Connect-the-dots: Lippit, Bellah, Pollack and Bogost (or, an Ethics of the Trace in Game Translation)

Akira Lippit has written extensively of the trace in Japanese cultural texts, particularly in its relationship to a post atomic residual [1]. Lippit uses Derridian post-structural critical theory to unpack the ethics of this layering, or avisuality. While his analysis of the texts is wonderful, it exists primarily in the original. Since the films he analyzes are global, like many 21st century texts, the question of an ethics of transmission and translation becomes key. Is it the responsibility of the translator to transfer this particular level of reading? Said a slightly different way, would it be necessary for an American remake of any of the films he discusses to include the same avisuality?

From a completely different disciplinary area yet similar focus on Japan, Robert Bellah has noted the Japanese tendency to incorporate oppositional ideologies insofar as they do not upset the overarching Japanese familial structure [2]. It is when the overarching structure is upset (including Christianity popularization and late Meiji westernization) that larger disruptions occur (leading to purges and the 20th century build up to WWII). What Bellah argues as the partial incorporation of the other, which often takes the form of a mixing of English with Japanese in both daily life and popular cultural texts, can be seen as an important historical and cultural part video games. We can see David Pollack’s study on Japan’s synthesis of Chinese culture and linguistics as it transitions to a synthesis of Western culture as a theoretical link to this claim [3].

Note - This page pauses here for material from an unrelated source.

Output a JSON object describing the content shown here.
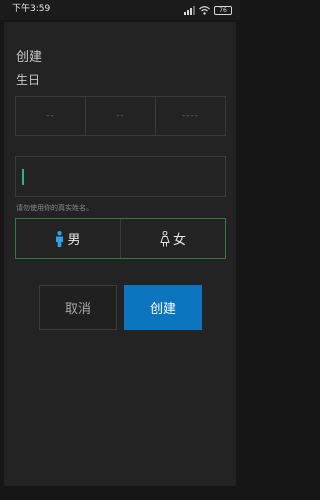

Finally, we can mash in Ian Bogost’s claim that games are a mess, and we need to study them as a mess. They’re not simply the code, or the graphics, or the play, or the box, or the advertising, or any other clean ontological state, but everything together in a slutty ontology [4]. The mixture in Bellah and Pollack, which Lippit sees in films that are not subjected to localization, is an important part of the ontological orgy that is video games. With such thinking games are necessarily their cultural connotative meaning as well, and while it may not be in the goals of the industry for localizers to transfer the theoretical and ethical mash that is Japan, it is the ethical responsibility of the translator to do so.

[1] Lippit, Akira Mizuta. Atomic Light (Shadow Optics). Minneapolis: University of Minnesota Press, 2005.
[2] Bellah, Robert. Imagining Japan: Japanese Tradition and its Modern Interpretation. University of California Press, 2003.
[3] Pollack, David. The Fracture of Meaning: Japan’s Synthesis of China From the Eighth Through Eighteenth Centuries. Princeton: Princeton University Press, 1986.
[4] Bogost, Ian. “Video Games Are a Mess.”Keynote at DiGRA 2009: Breaking New Ground: Innovation in Games, Play, Practice and Theory, 2009.